(Records from a collection)
*** Block opens ***

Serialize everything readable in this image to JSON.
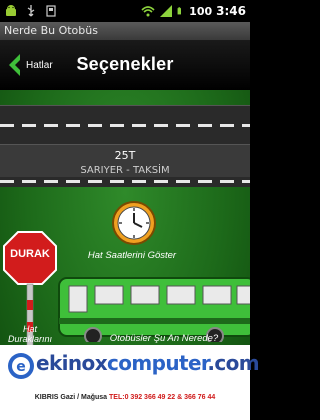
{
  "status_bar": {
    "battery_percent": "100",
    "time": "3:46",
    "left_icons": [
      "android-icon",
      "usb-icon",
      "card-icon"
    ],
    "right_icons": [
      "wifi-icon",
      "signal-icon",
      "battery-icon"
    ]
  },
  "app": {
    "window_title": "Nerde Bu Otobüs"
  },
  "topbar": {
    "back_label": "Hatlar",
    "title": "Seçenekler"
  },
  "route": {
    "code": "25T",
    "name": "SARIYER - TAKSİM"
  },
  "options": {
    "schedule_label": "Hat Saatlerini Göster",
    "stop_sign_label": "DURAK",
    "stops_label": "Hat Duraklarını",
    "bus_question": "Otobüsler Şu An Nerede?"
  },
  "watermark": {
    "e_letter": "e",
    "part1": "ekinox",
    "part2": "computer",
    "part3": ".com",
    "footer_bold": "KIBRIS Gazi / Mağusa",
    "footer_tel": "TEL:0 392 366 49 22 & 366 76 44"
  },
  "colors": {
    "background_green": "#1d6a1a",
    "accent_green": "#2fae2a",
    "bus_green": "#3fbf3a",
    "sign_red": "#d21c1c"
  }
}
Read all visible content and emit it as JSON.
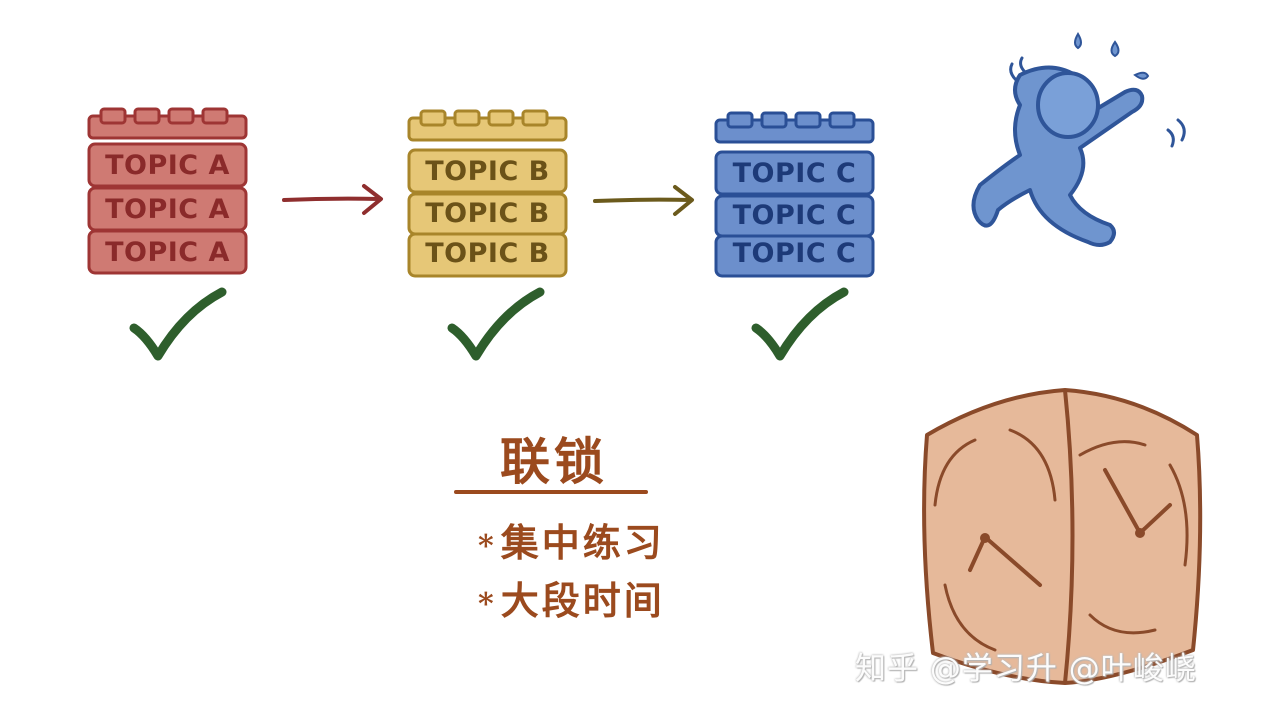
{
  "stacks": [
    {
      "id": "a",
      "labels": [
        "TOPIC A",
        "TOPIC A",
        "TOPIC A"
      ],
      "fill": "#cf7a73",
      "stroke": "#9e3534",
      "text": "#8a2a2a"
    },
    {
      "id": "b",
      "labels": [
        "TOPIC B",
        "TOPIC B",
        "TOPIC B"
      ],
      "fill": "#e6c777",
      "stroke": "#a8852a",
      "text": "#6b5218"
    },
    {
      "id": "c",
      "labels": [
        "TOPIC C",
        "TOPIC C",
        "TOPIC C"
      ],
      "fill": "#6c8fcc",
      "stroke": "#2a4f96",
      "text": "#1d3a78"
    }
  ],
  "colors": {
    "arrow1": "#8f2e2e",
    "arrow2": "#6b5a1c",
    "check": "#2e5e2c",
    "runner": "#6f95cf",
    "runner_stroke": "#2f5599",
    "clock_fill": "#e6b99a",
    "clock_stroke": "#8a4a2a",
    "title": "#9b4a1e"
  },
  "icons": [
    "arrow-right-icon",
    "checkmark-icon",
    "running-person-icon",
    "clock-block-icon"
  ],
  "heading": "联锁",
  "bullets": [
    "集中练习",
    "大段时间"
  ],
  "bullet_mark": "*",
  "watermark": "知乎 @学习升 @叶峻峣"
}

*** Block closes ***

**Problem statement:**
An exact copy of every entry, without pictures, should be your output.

**Solution to this task:**
Serialize everything readable in this image to JSON.
{
  "status_bar": {
    "battery_percent": "100",
    "time": "3:46",
    "left_icons": [
      "android-icon",
      "usb-icon",
      "card-icon"
    ],
    "right_icons": [
      "wifi-icon",
      "signal-icon",
      "battery-icon"
    ]
  },
  "app": {
    "window_title": "Nerde Bu Otobüs"
  },
  "topbar": {
    "back_label": "Hatlar",
    "title": "Seçenekler"
  },
  "route": {
    "code": "25T",
    "name": "SARIYER - TAKSİM"
  },
  "options": {
    "schedule_label": "Hat Saatlerini Göster",
    "stop_sign_label": "DURAK",
    "stops_label": "Hat Duraklarını",
    "bus_question": "Otobüsler Şu An Nerede?"
  },
  "watermark": {
    "e_letter": "e",
    "part1": "ekinox",
    "part2": "computer",
    "part3": ".com",
    "footer_bold": "KIBRIS Gazi / Mağusa",
    "footer_tel": "TEL:0 392 366 49 22 & 366 76 44"
  },
  "colors": {
    "background_green": "#1d6a1a",
    "accent_green": "#2fae2a",
    "bus_green": "#3fbf3a",
    "sign_red": "#d21c1c"
  }
}
Read all visible content and emit it as JSON.
{
  "stacks": [
    {
      "id": "a",
      "labels": [
        "TOPIC A",
        "TOPIC A",
        "TOPIC A"
      ],
      "fill": "#cf7a73",
      "stroke": "#9e3534",
      "text": "#8a2a2a"
    },
    {
      "id": "b",
      "labels": [
        "TOPIC B",
        "TOPIC B",
        "TOPIC B"
      ],
      "fill": "#e6c777",
      "stroke": "#a8852a",
      "text": "#6b5218"
    },
    {
      "id": "c",
      "labels": [
        "TOPIC C",
        "TOPIC C",
        "TOPIC C"
      ],
      "fill": "#6c8fcc",
      "stroke": "#2a4f96",
      "text": "#1d3a78"
    }
  ],
  "colors": {
    "arrow1": "#8f2e2e",
    "arrow2": "#6b5a1c",
    "check": "#2e5e2c",
    "runner": "#6f95cf",
    "runner_stroke": "#2f5599",
    "clock_fill": "#e6b99a",
    "clock_stroke": "#8a4a2a",
    "title": "#9b4a1e"
  },
  "icons": [
    "arrow-right-icon",
    "checkmark-icon",
    "running-person-icon",
    "clock-block-icon"
  ],
  "heading": "联锁",
  "bullets": [
    "集中练习",
    "大段时间"
  ],
  "bullet_mark": "*",
  "watermark": "知乎 @学习升 @叶峻峣"
}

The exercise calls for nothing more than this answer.